A Do-It-Yourself Home Elevator Or Stairlift?
DIY Home Elevator Safety
Before downloading some plans and getting out your tools for a DIY installation, it’s a great idea to pause for a moment and consider the stakes of the project you’re about to undertake. Some DIY projects are unlikely to cause much harm even if they go awry. If the paint peels off the toolshed – or for that matter the whole toolshed falls down – no one is likely to die.
An incorrectly-installed piece of accessibility equipment, on the other hand, can have grave consequences for the most vulnerable people in your life. Every year, people are killed in elevator accidents, often in old or homebrew units that should have been retired long ago, or never brought into operation. Obviously, this isn’t a statistical group where you want to find family members.
Parts, Repair, And Warranty
Apart from considerations of safety, there are simple economic reasons to carefully consider the wisdom of building or installing your own home elevator. These reasons have to do with parts, repair, and warranty on your new unit.
A self-installed home elevator is likely to have no effective warranty, period, regardless of what the manufacturer says on its website.
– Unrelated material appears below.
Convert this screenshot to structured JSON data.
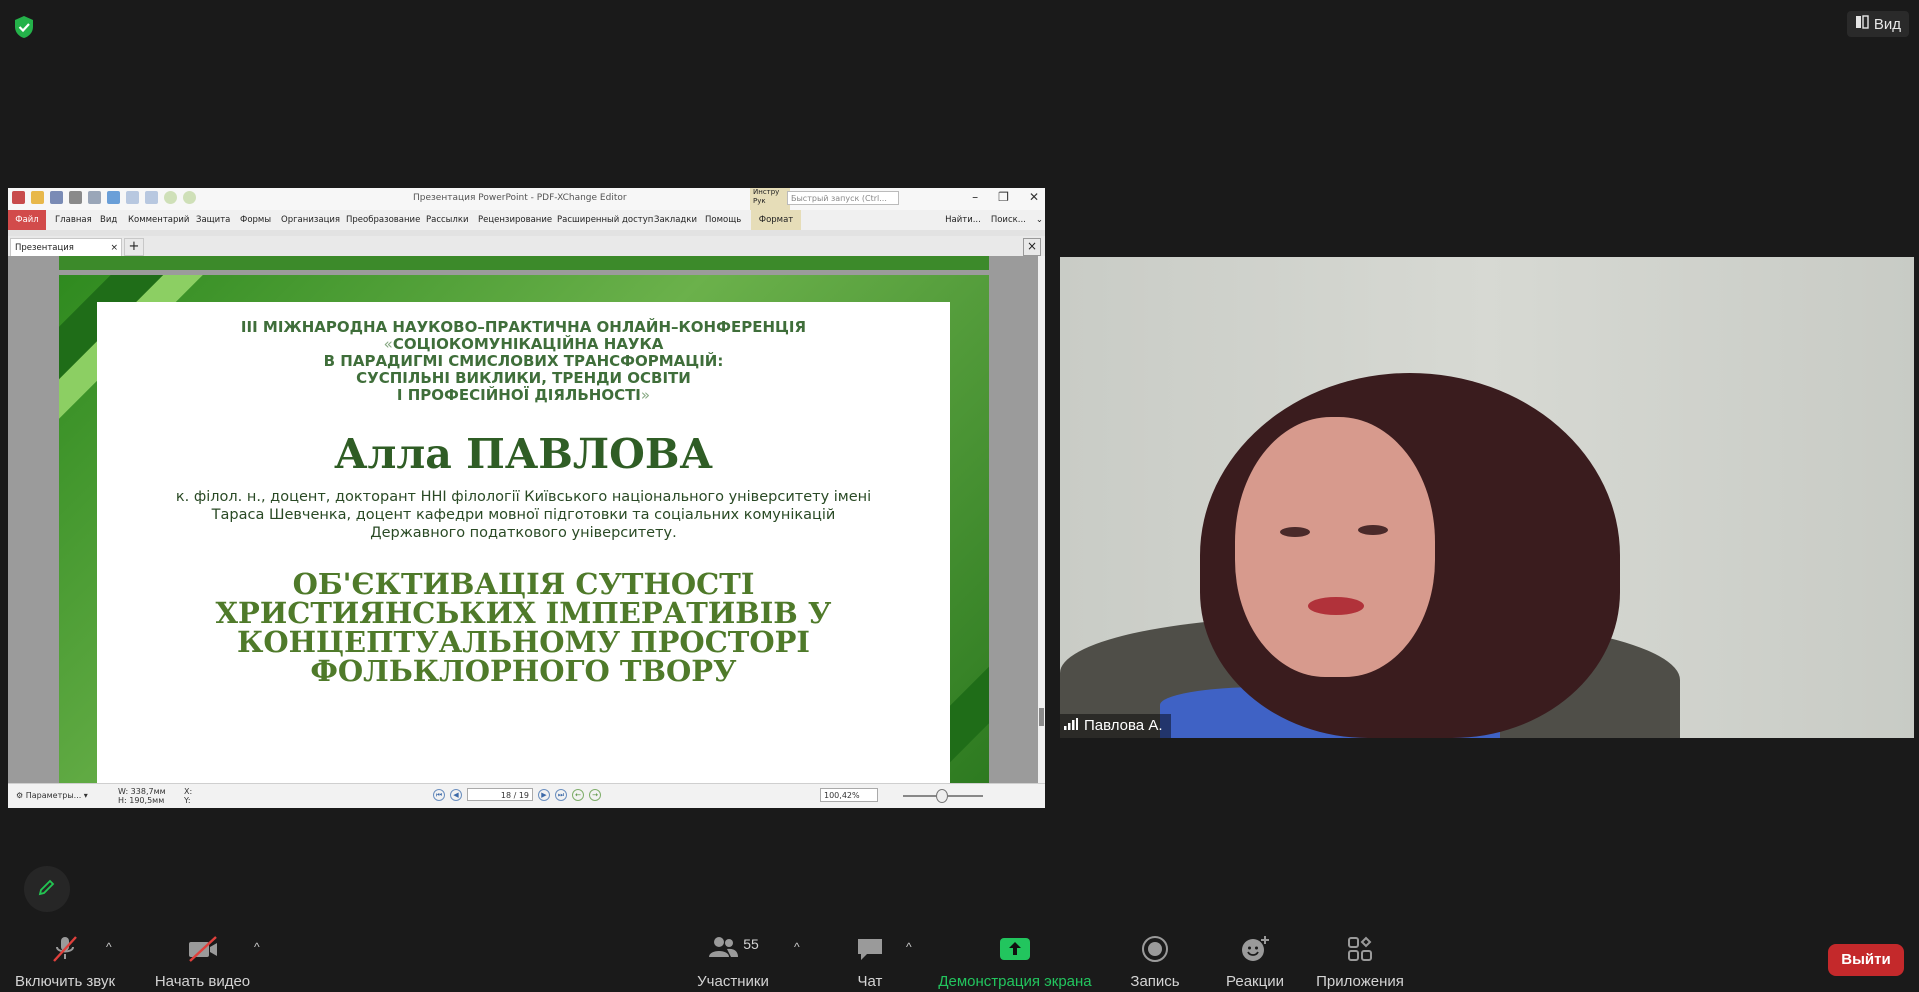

This is because self-installing tends to void whatever warranty the unit might have started out with. Same story with parts: if you can get them at all, you’ll most likely have to hunt down and order them on the Internet, resulting in downtime for your elevator. (And that’s assuming you can get the right parts the first time.)
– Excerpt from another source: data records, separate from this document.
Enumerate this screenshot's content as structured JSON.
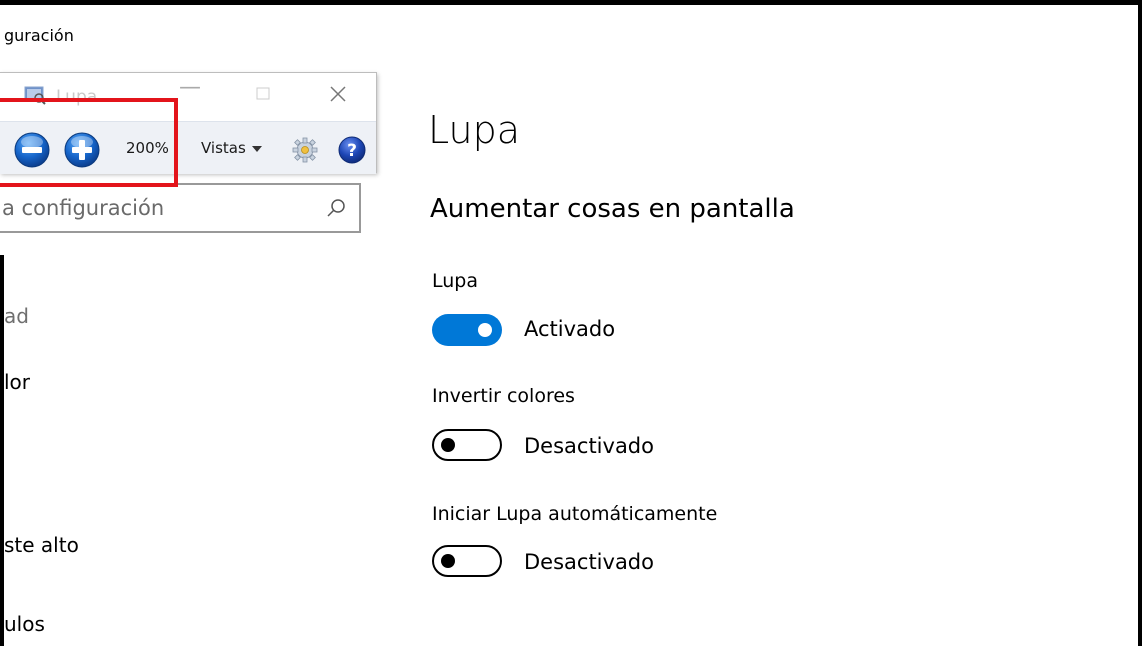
{
  "window": {
    "title": "guración"
  },
  "sidebar": {
    "search": {
      "placeholder": "a configuración"
    },
    "items": [
      {
        "label": "ad",
        "dim": true
      },
      {
        "label": "lor"
      },
      {
        "label": "ste alto"
      },
      {
        "label": "ulos"
      }
    ]
  },
  "magnifier_window": {
    "title": "Lupa",
    "zoom_level": "200%",
    "views_label": "Vistas",
    "icons": {
      "app": "magnifier-app-icon",
      "zoom_out": "minus-icon",
      "zoom_in": "plus-icon",
      "options": "gear-icon",
      "help": "help-icon"
    },
    "highlight_color": "#e3141b"
  },
  "main": {
    "title": "Lupa",
    "section_title": "Aumentar cosas en pantalla",
    "settings": [
      {
        "label": "Lupa",
        "state": "Activado",
        "on": true
      },
      {
        "label": "Invertir colores",
        "state": "Desactivado",
        "on": false
      },
      {
        "label": "Iniciar Lupa automáticamente",
        "state": "Desactivado",
        "on": false
      }
    ],
    "accent_color": "#0078d7"
  }
}
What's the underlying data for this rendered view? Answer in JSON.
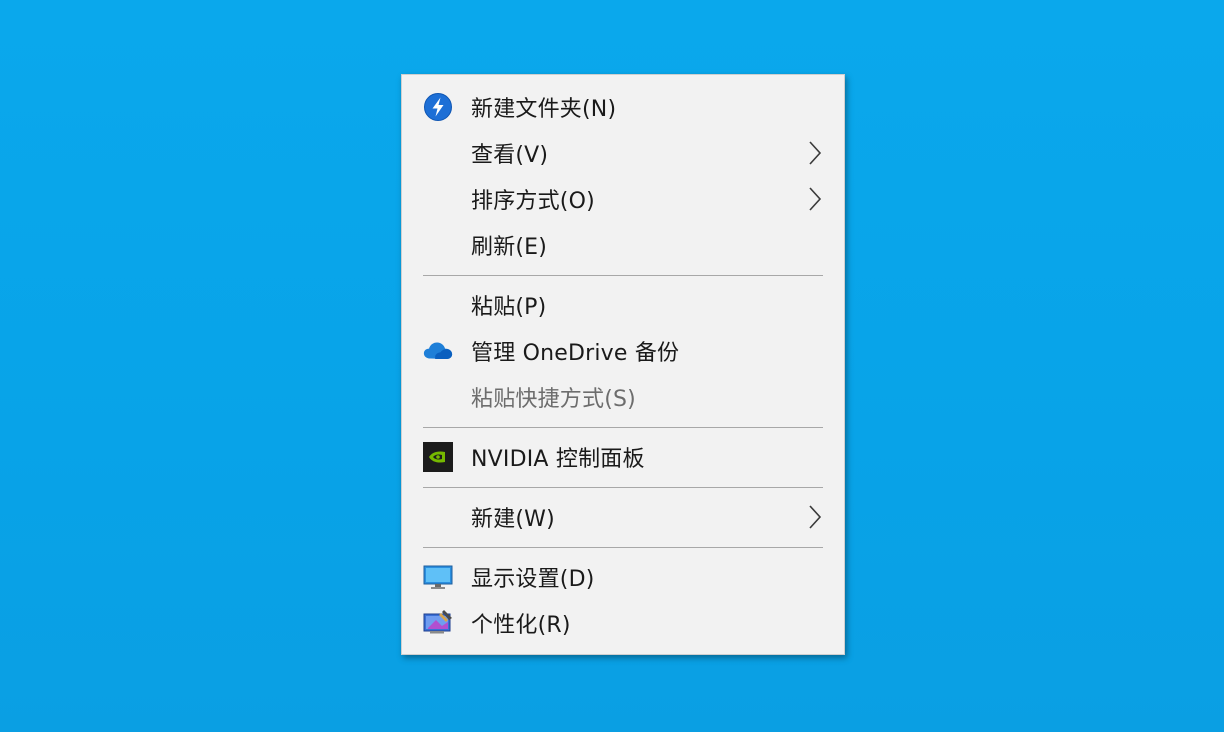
{
  "menu": {
    "items": [
      {
        "label": "新建文件夹(N)"
      },
      {
        "label": "查看(V)"
      },
      {
        "label": "排序方式(O)"
      },
      {
        "label": "刷新(E)"
      },
      {
        "label": "粘贴(P)"
      },
      {
        "label": "管理 OneDrive 备份"
      },
      {
        "label": "粘贴快捷方式(S)"
      },
      {
        "label": "NVIDIA 控制面板"
      },
      {
        "label": "新建(W)"
      },
      {
        "label": "显示设置(D)"
      },
      {
        "label": "个性化(R)"
      }
    ]
  },
  "icons": {
    "new_folder": "lightning-badge-icon",
    "onedrive": "cloud-icon",
    "nvidia": "nvidia-logo-icon",
    "display": "monitor-icon",
    "personalize": "paint-monitor-icon",
    "submenu": "chevron-right-icon"
  },
  "colors": {
    "desktop": "#0aa8ec",
    "menu_background": "#f2f2f2",
    "text": "#1a1a1a",
    "disabled_text": "#6d6d6d",
    "separator": "#a8a8a8",
    "onedrive_blue": "#1e7fd8",
    "nvidia_green": "#76b900"
  }
}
As for repair, you’ll find that most reputable elevator contractors will hesitate to touch a self-installed unit. This leaves you either working on it yourself or hiring a local handyman to do so – options which, depending on the handyman, may be equally bad.
While a professionally installed home elevator adds significantly to the value of your home, a DIY or jerry-rigged elevator does just the opposite. No responsible home buyer will be eager to take on a property with the unknown variable of a DIY home elevator – which is very unlikely to pass inspection or conform to code.
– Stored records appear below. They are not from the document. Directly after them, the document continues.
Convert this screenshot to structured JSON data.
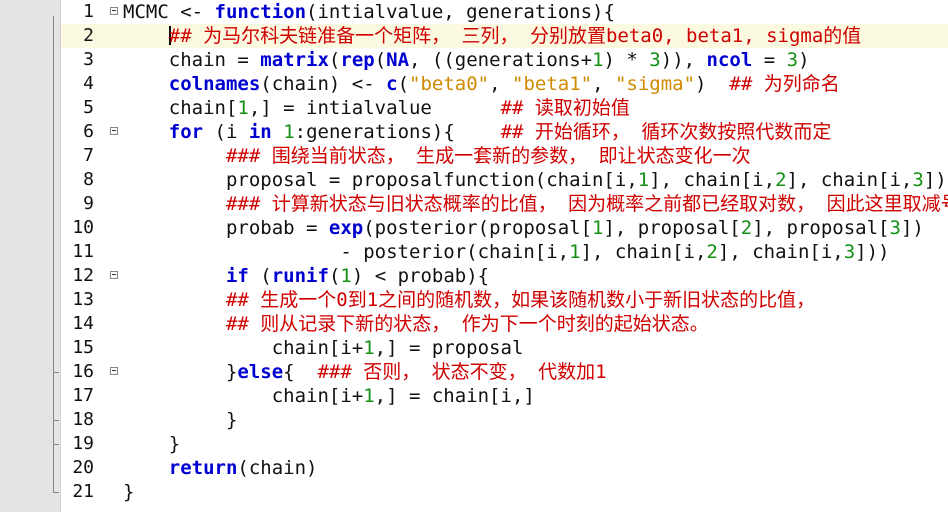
{
  "lines": [
    {
      "n": "1",
      "t": [
        {
          "c": "",
          "v": "MCMC <- "
        },
        {
          "c": "kw",
          "v": "function"
        },
        {
          "c": "",
          "v": "(intialvalue, generations){"
        }
      ]
    },
    {
      "n": "2",
      "t": [
        {
          "c": "",
          "v": "    "
        },
        {
          "c": "cm",
          "v": "## 为马尔科夫链准备一个矩阵， 三列， 分别放置beta0, beta1, sigma的值"
        }
      ]
    },
    {
      "n": "3",
      "t": [
        {
          "c": "",
          "v": "    chain = "
        },
        {
          "c": "kw",
          "v": "matrix"
        },
        {
          "c": "",
          "v": "("
        },
        {
          "c": "kw",
          "v": "rep"
        },
        {
          "c": "",
          "v": "("
        },
        {
          "c": "kw",
          "v": "NA"
        },
        {
          "c": "",
          "v": ", ((generations+"
        },
        {
          "c": "num",
          "v": "1"
        },
        {
          "c": "",
          "v": ") * "
        },
        {
          "c": "num",
          "v": "3"
        },
        {
          "c": "",
          "v": ")), "
        },
        {
          "c": "kw",
          "v": "ncol"
        },
        {
          "c": "",
          "v": " = "
        },
        {
          "c": "num",
          "v": "3"
        },
        {
          "c": "",
          "v": ")"
        }
      ]
    },
    {
      "n": "4",
      "t": [
        {
          "c": "",
          "v": "    "
        },
        {
          "c": "kw",
          "v": "colnames"
        },
        {
          "c": "",
          "v": "(chain) <- "
        },
        {
          "c": "kw",
          "v": "c"
        },
        {
          "c": "",
          "v": "("
        },
        {
          "c": "str",
          "v": "\"beta0\""
        },
        {
          "c": "",
          "v": ", "
        },
        {
          "c": "str",
          "v": "\"beta1\""
        },
        {
          "c": "",
          "v": ", "
        },
        {
          "c": "str",
          "v": "\"sigma\""
        },
        {
          "c": "",
          "v": ")  "
        },
        {
          "c": "cm",
          "v": "## 为列命名"
        }
      ]
    },
    {
      "n": "5",
      "t": [
        {
          "c": "",
          "v": "    chain["
        },
        {
          "c": "num",
          "v": "1"
        },
        {
          "c": "",
          "v": ",] = intialvalue      "
        },
        {
          "c": "cm",
          "v": "## 读取初始值"
        }
      ]
    },
    {
      "n": "6",
      "t": [
        {
          "c": "",
          "v": "    "
        },
        {
          "c": "kw",
          "v": "for"
        },
        {
          "c": "",
          "v": " (i "
        },
        {
          "c": "kw",
          "v": "in"
        },
        {
          "c": "",
          "v": " "
        },
        {
          "c": "num",
          "v": "1"
        },
        {
          "c": "",
          "v": ":generations){    "
        },
        {
          "c": "cm",
          "v": "## 开始循环， 循环次数按照代数而定"
        }
      ]
    },
    {
      "n": "7",
      "t": [
        {
          "c": "",
          "v": "         "
        },
        {
          "c": "cm",
          "v": "### 围绕当前状态， 生成一套新的参数， 即让状态变化一次"
        }
      ]
    },
    {
      "n": "8",
      "t": [
        {
          "c": "",
          "v": "         proposal = proposalfunction(chain[i,"
        },
        {
          "c": "num",
          "v": "1"
        },
        {
          "c": "",
          "v": "], chain[i,"
        },
        {
          "c": "num",
          "v": "2"
        },
        {
          "c": "",
          "v": "], chain[i,"
        },
        {
          "c": "num",
          "v": "3"
        },
        {
          "c": "",
          "v": "])"
        }
      ]
    },
    {
      "n": "9",
      "t": [
        {
          "c": "",
          "v": "         "
        },
        {
          "c": "cm",
          "v": "### 计算新状态与旧状态概率的比值， 因为概率之前都已经取对数， 因此这里取减号。"
        }
      ]
    },
    {
      "n": "10",
      "t": [
        {
          "c": "",
          "v": "         probab = "
        },
        {
          "c": "kw",
          "v": "exp"
        },
        {
          "c": "",
          "v": "(posterior(proposal["
        },
        {
          "c": "num",
          "v": "1"
        },
        {
          "c": "",
          "v": "], proposal["
        },
        {
          "c": "num",
          "v": "2"
        },
        {
          "c": "",
          "v": "], proposal["
        },
        {
          "c": "num",
          "v": "3"
        },
        {
          "c": "",
          "v": "])"
        }
      ]
    },
    {
      "n": "11",
      "t": [
        {
          "c": "",
          "v": "                   - posterior(chain[i,"
        },
        {
          "c": "num",
          "v": "1"
        },
        {
          "c": "",
          "v": "], chain[i,"
        },
        {
          "c": "num",
          "v": "2"
        },
        {
          "c": "",
          "v": "], chain[i,"
        },
        {
          "c": "num",
          "v": "3"
        },
        {
          "c": "",
          "v": "]))"
        }
      ]
    },
    {
      "n": "12",
      "t": [
        {
          "c": "",
          "v": "         "
        },
        {
          "c": "kw",
          "v": "if"
        },
        {
          "c": "",
          "v": " ("
        },
        {
          "c": "kw",
          "v": "runif"
        },
        {
          "c": "",
          "v": "("
        },
        {
          "c": "num",
          "v": "1"
        },
        {
          "c": "",
          "v": ") < probab){"
        }
      ]
    },
    {
      "n": "13",
      "t": [
        {
          "c": "",
          "v": "         "
        },
        {
          "c": "cm",
          "v": "## 生成一个0到1之间的随机数，如果该随机数小于新旧状态的比值，"
        }
      ]
    },
    {
      "n": "14",
      "t": [
        {
          "c": "",
          "v": "         "
        },
        {
          "c": "cm",
          "v": "## 则从记录下新的状态， 作为下一个时刻的起始状态。"
        }
      ]
    },
    {
      "n": "15",
      "t": [
        {
          "c": "",
          "v": "             chain[i+"
        },
        {
          "c": "num",
          "v": "1"
        },
        {
          "c": "",
          "v": ",] = proposal"
        }
      ]
    },
    {
      "n": "16",
      "t": [
        {
          "c": "",
          "v": "         }"
        },
        {
          "c": "kw",
          "v": "else"
        },
        {
          "c": "",
          "v": "{  "
        },
        {
          "c": "cm",
          "v": "### 否则， 状态不变， 代数加1"
        }
      ]
    },
    {
      "n": "17",
      "t": [
        {
          "c": "",
          "v": "             chain[i+"
        },
        {
          "c": "num",
          "v": "1"
        },
        {
          "c": "",
          "v": ",] = chain[i,]"
        }
      ]
    },
    {
      "n": "18",
      "t": [
        {
          "c": "",
          "v": "         }"
        }
      ]
    },
    {
      "n": "19",
      "t": [
        {
          "c": "",
          "v": "    }"
        }
      ]
    },
    {
      "n": "20",
      "t": [
        {
          "c": "",
          "v": "    "
        },
        {
          "c": "kw",
          "v": "return"
        },
        {
          "c": "",
          "v": "(chain)"
        }
      ]
    },
    {
      "n": "21",
      "t": [
        {
          "c": "",
          "v": "}"
        }
      ]
    }
  ],
  "editor": {
    "active_line": 2,
    "fold_lines": [
      1,
      6,
      12,
      16
    ]
  },
  "colors": {
    "keyword": "#0000d0",
    "string": "#d08a00",
    "number": "#159015",
    "comment": "#d00000",
    "gutter": "#e4e4e4",
    "active_line": "#fbf9e0"
  }
}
Given the high volume of injuries and insurance claims produced by self-installed home lifts, insurance companies are working more aggressively than ever to limit their exposure. Many now require a third-party elevator inspection to be completed before they will cover the home. This is just one more way that a DIY lift detracts from the value of your home, and may in fact make it impossible to insure or sell.
What About DIY Stairlifts?
Apart from all the above drawbacks such as user safety, parts, repair, and warranty – which apply equally to stairlifts as home elevators – stairlift installation is simply harder than it might look. For example, a stairlift installation tech should be able to lift an eighty-pound unit and hold it steady, midair, while mating the gear and rail system. If anything gets dropped during this phase, the consequences could be far more serious than just a busted stairlift. You could have a permanently busted installer as well.